There’s a verse in Jeremiah that’s stuck with me for the past few years in my recovery work: “You can’t heal a wound by saying it’s not there.” I’ve seen this to be true in my own life, related to healing from trauma and unhealthy relationships. If I ignored the memories or tried to avoid triggers, the wounds were still present. The longer I let the unhealed trauma stay beneath the surface unaddressed, the more room I left for unhealthy coping mechanisms or “infections” that made it worse. I carried the trauma and pain into new relationships and settings, and projected my past pain onto new people. I viewed life through the lens of my hurt, instead of the wholeness God intended for me.
In order to step towards healing, I had to finally take off the “bandages” of busyness, new relationships, and my denial of any issues. I had to make space to say, “I’m hurting. I need help.”
When we’ve spent a long time ignoring pain, it can be really uncomfortable to sit with it. But I believe feeling the pain (without numbing) is what leads us to seek healing. I had to learn to identify what I was actually feeling, what I needed, what I was scared of, and even what I hoped for as a result of healing. It took time for me to learn that those hard feelings, memories, and fears did not make me a bad person or a poor example of a Christian. They just made me human, and showed that the brokenness of this world affects all of us.
Last week, I shared about vulnerability with God, and how He wants us to bring all of our hearts to Him. When we know that there is a safe place to let down our walls and take off the bandages, it creates a safe place for us to be honest and open with ourselves.
Eventually, the wound on my knee became a scar. The skin looks a little different there, and it’s a reminder of a former hurt. But it no longer stings or burns when the air hits it. It’s no longer raw “elephant skin”- it’s just a light pink circle, barely visible to the eye.
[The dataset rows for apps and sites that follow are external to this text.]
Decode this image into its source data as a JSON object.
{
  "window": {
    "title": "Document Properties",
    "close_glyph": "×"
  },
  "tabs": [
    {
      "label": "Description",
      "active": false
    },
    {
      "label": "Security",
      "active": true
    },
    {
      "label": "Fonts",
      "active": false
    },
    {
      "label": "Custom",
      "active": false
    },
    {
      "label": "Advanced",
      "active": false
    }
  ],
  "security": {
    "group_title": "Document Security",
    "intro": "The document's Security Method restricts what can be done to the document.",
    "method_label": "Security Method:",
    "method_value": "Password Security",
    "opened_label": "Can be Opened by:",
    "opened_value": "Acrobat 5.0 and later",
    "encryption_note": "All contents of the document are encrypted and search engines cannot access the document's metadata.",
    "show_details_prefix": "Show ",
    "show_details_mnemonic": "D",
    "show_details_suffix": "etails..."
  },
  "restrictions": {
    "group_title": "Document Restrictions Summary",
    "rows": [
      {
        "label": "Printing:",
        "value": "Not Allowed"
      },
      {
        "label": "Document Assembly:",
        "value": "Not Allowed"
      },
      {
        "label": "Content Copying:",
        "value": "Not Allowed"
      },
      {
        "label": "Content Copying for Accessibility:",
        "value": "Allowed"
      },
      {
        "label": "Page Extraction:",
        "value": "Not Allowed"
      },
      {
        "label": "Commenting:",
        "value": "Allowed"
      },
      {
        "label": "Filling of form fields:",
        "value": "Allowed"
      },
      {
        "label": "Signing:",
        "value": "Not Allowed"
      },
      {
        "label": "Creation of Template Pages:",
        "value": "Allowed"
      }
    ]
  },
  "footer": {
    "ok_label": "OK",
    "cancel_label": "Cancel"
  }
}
When we make the space to sit with our wounds, we can invite God in to meet us in our pain. That willingness to be vulnerable with ourselves and others, in the safety of God’s presence, brings restoration. After we find that healing, we may carry the scars of the past, but they no longer fester in pain beneath the surface, begging for us to pay attention. They can now serve as reminders of His redemption, and remind us of His power made perfect in our weakness.